### WHAT TO WORK ON
What is the number of lines in the entries that contain the word "ffffff"? Answer with that figure alone.

Dataset records:
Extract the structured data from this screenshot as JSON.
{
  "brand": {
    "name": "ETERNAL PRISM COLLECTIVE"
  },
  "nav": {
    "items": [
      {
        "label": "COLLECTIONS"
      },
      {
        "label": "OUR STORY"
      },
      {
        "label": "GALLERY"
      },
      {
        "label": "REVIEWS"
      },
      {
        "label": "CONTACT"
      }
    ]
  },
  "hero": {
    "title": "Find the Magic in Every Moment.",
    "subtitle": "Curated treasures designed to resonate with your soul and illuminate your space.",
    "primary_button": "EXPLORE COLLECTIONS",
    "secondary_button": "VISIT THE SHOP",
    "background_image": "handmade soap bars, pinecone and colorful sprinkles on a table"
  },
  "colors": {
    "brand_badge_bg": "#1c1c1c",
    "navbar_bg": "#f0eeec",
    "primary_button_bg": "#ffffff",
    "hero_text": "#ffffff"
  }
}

### EXPECTED OUTPUT
2